PROBLEM TO SOLVE: In the data below, find every line with the word "source" and copy it out.

Component data from apps and pages:
BEGIN
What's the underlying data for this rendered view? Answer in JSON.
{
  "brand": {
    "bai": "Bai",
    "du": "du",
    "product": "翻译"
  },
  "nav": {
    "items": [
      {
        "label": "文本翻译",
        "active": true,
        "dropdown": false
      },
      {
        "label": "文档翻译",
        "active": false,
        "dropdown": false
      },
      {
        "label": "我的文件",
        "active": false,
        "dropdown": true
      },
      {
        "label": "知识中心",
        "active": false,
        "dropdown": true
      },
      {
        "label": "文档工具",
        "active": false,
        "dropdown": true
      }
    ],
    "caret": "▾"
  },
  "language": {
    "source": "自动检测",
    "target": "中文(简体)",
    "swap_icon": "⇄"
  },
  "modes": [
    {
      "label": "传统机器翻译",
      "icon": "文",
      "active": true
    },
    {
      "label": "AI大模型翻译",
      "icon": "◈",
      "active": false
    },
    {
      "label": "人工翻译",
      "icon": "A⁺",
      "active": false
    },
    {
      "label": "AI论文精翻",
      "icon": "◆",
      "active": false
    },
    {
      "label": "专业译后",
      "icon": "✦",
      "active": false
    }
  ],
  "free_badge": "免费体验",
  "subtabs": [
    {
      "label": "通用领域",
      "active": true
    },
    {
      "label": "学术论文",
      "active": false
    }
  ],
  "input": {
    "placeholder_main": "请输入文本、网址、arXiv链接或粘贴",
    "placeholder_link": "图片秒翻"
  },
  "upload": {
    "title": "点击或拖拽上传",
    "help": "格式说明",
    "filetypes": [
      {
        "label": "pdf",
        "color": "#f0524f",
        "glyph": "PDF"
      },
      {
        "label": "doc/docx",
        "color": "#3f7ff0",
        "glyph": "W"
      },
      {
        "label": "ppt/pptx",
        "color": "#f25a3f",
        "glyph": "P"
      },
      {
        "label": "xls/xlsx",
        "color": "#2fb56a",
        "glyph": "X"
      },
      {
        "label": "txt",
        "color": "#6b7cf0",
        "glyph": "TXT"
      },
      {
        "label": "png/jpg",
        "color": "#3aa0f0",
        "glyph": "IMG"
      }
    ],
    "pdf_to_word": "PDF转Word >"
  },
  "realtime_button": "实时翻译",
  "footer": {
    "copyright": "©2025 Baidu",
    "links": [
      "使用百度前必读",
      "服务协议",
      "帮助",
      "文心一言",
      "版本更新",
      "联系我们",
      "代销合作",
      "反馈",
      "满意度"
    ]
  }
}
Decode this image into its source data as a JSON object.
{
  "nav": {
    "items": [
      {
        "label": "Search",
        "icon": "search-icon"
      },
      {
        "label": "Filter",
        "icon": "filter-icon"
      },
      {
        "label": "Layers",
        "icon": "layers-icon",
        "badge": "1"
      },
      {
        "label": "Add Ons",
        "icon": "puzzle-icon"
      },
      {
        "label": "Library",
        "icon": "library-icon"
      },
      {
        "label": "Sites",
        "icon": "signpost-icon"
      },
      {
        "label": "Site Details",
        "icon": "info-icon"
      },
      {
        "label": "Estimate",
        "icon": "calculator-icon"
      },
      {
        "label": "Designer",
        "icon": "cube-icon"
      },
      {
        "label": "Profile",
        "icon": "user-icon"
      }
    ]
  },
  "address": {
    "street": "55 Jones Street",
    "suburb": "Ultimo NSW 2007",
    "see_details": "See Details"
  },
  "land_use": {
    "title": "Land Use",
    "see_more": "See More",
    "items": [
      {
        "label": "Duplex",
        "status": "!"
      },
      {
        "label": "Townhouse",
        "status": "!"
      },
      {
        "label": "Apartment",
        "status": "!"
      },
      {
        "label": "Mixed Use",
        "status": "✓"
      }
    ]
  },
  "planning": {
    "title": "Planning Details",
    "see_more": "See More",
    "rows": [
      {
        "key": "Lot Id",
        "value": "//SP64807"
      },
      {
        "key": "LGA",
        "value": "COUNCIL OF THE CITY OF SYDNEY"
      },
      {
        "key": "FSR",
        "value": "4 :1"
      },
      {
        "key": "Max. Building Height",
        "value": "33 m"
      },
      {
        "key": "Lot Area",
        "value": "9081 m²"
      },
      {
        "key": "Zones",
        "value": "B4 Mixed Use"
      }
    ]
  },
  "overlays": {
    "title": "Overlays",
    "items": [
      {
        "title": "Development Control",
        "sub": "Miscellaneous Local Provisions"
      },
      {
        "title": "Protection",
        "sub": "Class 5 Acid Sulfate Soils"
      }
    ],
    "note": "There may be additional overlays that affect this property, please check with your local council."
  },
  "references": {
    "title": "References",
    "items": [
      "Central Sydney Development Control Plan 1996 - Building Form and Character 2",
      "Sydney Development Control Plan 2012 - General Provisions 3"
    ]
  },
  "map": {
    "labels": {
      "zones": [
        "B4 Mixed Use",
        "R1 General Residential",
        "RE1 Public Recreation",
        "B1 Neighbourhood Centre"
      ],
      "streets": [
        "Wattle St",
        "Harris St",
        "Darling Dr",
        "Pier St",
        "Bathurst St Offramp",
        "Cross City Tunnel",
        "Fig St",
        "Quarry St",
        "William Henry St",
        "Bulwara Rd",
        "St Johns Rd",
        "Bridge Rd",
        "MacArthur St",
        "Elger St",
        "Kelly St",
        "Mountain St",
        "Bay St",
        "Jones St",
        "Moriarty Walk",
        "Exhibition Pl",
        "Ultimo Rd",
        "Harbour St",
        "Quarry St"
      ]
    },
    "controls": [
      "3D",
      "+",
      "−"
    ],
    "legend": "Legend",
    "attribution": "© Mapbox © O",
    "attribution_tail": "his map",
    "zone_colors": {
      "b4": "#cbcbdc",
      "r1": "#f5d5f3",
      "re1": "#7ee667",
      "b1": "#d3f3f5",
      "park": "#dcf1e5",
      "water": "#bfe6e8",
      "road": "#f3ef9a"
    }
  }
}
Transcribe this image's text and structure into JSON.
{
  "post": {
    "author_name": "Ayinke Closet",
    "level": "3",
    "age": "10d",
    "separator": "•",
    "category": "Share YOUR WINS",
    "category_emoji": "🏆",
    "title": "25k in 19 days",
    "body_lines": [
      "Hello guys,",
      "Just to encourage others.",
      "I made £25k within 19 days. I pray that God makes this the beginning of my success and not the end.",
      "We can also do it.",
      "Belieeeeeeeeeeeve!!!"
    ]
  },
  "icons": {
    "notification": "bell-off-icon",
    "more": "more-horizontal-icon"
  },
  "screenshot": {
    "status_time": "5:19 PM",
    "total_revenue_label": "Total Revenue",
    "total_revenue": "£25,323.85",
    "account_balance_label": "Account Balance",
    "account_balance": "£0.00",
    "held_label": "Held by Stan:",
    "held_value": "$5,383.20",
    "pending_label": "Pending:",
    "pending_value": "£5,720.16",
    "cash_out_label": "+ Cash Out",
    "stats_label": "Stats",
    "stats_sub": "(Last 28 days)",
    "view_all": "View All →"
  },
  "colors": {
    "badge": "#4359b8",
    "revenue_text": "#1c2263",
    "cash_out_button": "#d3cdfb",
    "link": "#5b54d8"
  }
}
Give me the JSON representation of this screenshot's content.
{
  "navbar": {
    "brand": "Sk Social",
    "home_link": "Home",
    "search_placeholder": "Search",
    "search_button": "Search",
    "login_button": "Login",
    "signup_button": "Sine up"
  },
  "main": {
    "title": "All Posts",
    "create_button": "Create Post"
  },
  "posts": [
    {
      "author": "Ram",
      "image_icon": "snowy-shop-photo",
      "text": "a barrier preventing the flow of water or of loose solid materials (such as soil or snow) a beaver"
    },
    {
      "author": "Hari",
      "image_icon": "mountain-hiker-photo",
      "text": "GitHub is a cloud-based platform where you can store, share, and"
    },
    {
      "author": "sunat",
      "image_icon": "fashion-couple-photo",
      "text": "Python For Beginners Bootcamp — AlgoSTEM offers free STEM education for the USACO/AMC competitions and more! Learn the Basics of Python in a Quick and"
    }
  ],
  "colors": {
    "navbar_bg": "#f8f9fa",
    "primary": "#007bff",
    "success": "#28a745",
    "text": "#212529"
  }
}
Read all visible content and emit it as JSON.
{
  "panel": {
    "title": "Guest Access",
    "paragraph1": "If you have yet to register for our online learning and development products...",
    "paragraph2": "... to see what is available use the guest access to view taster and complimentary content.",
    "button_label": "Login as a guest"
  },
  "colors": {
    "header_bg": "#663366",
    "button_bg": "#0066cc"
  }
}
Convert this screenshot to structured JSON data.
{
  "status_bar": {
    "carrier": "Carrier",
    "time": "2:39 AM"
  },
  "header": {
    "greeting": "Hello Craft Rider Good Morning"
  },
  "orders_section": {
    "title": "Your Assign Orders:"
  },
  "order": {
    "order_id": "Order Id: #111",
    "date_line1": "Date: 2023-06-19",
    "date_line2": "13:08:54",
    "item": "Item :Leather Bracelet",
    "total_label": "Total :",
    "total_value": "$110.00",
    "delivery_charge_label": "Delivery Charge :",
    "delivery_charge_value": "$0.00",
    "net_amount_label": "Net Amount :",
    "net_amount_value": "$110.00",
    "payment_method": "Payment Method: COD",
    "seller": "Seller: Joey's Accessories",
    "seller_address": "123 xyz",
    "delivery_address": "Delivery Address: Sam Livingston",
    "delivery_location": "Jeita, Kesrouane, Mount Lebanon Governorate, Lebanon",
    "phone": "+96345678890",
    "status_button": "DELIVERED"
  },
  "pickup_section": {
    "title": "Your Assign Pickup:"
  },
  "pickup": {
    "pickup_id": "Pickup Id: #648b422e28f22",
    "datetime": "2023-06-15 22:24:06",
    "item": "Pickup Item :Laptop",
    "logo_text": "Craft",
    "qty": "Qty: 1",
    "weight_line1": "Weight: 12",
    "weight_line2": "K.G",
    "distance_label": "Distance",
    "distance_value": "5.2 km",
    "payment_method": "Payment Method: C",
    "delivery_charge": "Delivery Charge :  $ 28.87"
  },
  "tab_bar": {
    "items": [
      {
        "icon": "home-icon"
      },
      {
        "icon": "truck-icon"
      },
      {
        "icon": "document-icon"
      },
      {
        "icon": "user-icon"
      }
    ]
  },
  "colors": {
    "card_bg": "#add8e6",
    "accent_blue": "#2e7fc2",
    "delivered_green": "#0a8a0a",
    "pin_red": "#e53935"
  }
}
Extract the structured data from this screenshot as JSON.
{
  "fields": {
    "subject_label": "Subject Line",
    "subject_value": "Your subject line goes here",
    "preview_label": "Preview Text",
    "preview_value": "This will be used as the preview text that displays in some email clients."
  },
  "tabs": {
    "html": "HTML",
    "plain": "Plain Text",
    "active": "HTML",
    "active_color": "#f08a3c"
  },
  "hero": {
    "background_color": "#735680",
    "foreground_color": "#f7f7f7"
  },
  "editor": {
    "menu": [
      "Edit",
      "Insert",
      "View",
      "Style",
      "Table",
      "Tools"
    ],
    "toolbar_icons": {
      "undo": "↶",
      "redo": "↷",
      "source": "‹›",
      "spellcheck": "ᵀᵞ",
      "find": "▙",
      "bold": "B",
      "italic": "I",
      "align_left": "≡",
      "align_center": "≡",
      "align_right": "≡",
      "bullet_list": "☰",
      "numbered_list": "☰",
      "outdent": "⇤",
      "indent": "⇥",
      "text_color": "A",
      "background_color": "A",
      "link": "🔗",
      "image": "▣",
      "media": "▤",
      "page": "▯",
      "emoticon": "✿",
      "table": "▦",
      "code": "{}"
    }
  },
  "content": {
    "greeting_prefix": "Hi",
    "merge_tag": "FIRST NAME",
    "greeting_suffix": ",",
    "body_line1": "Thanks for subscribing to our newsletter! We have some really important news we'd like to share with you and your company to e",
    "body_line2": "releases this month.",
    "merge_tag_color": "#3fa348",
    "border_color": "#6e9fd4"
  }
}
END
RESULT OF THIS EXERCISE:
    "source": "自动检测",
Decode this image into its source data as a JSON object.
      "source": "‹›",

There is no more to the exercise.